There's another case, Frank McCoy, who's also in the same deep trouble for his own stuff. Several of McCoy's stories, while not so thematically obsessive as Fletcher's, were still in much the same channel. McCoy, I should add for disclosure, also hung out on the usenet erotica writers' forum; he had his detractors, but he had a crackling sense of humor and he didn't care much about what others thought. McCoy was apparently indicted for the crime of "potentially emboldening criminal activities," according to the words of a prosecutor, although the actual charge is "transportation of obscene materials." (Is it just me, or does "embolden" already belong on the list of words that will be verboten come 2009?)

But still, the fact that the U.S. Government has decided to go after fiction writers because they dared to show their stuff to others really bothers me. How is what they did any more abhorrent than the story of, say, the Friday the 13th series, a multi-billion dollar movie franchise the essential message of which was "If you want to have sex then you deserve to die?"

The prosecutor on the Fletcher case said that her writings were "more horrifying than any photographs or videos of child pornography which can be seen on the Internet." You really have to question the man's judgement: photos or videos involve, you know, real victims suffering somewhere in the world. (And that's another thing; can our courts please learn to distinguish between actual victims and ordinary photos of individuals under the age of eighteen? Or even, photos with nobody in them?) The judge was equally over the top: "If anyone would have read the story and acted upon it, a little child could have suffered devastation that you would have had to live with for the rest of your life." Has this judge been to a bookstore? Is he aware of just how many books out there use the threatened or committed assault of a child as a melodramatic point? Has the man even read Bill O'Reilly's Those Who Trespass (1998), in which a drug dealer hooks two underage girls on cocaine, encourages them to have sex with each other, then has sex with each of them himself?

I'm not going to write about the sexual fumblings of pre-pubescents; I don't think kids have them, really, and if they "play doctor" those experiences don't really translate into the kind of complicated, adult tumble of emotions that I like to write about it. They just aren't a worthy subject for the kind of writing I do.

But that doesn't mean I feel safe. To the extent that the Feds are prepared to go after Fletcher and McCoy, they feel safe going after any writers who they feel is "emboldening" criminal activity. In Fletcher's case, the "membership fee" to her website is balanced on the one hand as an attempt to keep her stuff out of the hands of minors with its depiction as a "for profit" endeavor. McCoy, like many on-line writers, gave his stuff away.
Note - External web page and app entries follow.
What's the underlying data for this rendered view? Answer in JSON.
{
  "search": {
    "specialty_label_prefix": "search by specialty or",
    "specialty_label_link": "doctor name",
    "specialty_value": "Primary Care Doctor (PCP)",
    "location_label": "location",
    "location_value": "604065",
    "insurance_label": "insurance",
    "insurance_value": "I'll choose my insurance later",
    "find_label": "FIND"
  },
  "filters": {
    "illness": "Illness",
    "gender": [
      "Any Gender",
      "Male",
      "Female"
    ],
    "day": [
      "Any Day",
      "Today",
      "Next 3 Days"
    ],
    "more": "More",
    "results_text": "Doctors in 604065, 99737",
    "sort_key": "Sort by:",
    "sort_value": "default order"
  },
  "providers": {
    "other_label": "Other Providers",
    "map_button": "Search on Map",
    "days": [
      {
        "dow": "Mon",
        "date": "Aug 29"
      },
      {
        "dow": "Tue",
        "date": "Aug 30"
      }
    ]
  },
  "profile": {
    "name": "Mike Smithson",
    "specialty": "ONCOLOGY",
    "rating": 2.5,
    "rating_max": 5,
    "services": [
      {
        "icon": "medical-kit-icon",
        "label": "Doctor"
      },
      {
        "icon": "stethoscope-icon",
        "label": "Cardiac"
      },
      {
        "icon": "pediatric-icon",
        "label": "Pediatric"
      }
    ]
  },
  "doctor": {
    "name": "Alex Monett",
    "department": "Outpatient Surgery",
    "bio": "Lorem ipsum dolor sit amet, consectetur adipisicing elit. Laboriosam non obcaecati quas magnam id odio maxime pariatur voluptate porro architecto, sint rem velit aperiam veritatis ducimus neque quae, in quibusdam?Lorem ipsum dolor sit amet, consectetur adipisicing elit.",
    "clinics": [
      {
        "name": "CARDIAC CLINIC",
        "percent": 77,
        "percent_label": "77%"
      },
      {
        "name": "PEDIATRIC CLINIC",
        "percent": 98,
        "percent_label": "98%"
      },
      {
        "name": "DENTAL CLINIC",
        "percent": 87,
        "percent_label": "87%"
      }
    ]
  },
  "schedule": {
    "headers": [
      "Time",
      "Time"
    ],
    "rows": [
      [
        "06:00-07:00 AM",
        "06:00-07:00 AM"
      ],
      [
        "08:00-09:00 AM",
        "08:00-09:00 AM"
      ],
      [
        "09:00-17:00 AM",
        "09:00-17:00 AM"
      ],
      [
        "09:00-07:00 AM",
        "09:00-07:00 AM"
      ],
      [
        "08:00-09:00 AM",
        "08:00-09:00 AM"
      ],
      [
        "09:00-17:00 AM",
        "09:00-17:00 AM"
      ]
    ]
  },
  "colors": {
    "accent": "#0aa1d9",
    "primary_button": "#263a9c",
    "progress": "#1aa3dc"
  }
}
I've already deleted one directory of stories, The Ruse Angel series, about a robot that hunts down and neutralizes pedophiles; all the characters were well over the age of majority, but the topic and the way in which she did her job, well, let's just say that while the story would have been a good fit for commenting on certain social trends (re: Japanese familial enclaves within a collapsing youth population against an adult male population rife with dysfunctional violent sexual imagery) it wouldn't have been appropriate in the current political climate. Yes, I have self-censored.

Let's face it: Fifteen-year-olds have sex. Writing about it is a valid topic. You can't show the excitement, the confusion, the embarrassment, the pleasure and the disappointment ("That was it?") of joining the sexualized adult world without showing the scene. Often, it's a disaster. Sometimes, like in real life, it actually works out okay. Maybe not great, but okay. A learning experience, and one worth pondering.

People worry about the "defining down" of deviancy. I worry about that as well, but I also worry about defining it up, too: once they've bagged Fletcher and McCoy, maybe they'll go after the writers at Camp Crystal Lake, maybe they'll go after Bill O'Reilly, and maybe they'll come after me.

Earlier: I've still got. It doesn't go away.

Later: Muse and I, Sittin' In A Tree